Attackers looking to scam unsuspecting people are always employing interesting techniques to get to people's information, be it through Facebook, or by good 'ol phishing emails. The latter seems to be the case in this situation as well, only the way in which the attack is conducted is a little more sophisticated.
According to BGR, many people using their personal Gmail accounts, as well as "multiple organizations using Google for email", have been affected by a new phishing attack that's being transmitted via a link to a Google Docs file.
The entire thing starts with an email from a contact you know, which contains a link to a shared file from Google Docs. Upon clicking the link, you are redirected to a legitimate Google sign-in page, where after logging in, you are asked to let a legitimate-looking - but not actually genuine - "Google Docs" app read, send, or delete your emails.
Though a compromised email account can give nefarious third parties access to your other accounts, the best way to combat the attack is to simply use two-factor authentication. If you have already been affected, you can take an extra step and remove the fake "Google Docs" app's access to your emails in the Connected Apps & Sites section of Google account settings.

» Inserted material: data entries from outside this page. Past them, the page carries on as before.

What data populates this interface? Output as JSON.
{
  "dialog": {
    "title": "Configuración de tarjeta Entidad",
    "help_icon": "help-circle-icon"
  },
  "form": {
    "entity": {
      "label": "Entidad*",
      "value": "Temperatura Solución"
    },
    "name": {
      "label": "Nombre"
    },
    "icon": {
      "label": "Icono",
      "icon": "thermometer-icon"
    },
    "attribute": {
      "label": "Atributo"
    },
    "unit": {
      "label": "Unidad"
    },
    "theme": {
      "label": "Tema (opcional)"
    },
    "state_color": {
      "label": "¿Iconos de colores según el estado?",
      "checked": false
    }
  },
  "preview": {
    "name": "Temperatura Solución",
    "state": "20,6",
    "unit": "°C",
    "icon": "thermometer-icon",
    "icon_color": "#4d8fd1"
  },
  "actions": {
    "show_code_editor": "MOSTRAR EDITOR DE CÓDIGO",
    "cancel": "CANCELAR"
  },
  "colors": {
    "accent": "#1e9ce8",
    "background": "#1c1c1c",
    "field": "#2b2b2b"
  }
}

Update: As has been pointed out in the comments, access to the app has been revoked by Google, and the issue is now solved. Here is the official statement via a tweet on the official Google Docs Twitter account:
Source: Google Docs (Twitter)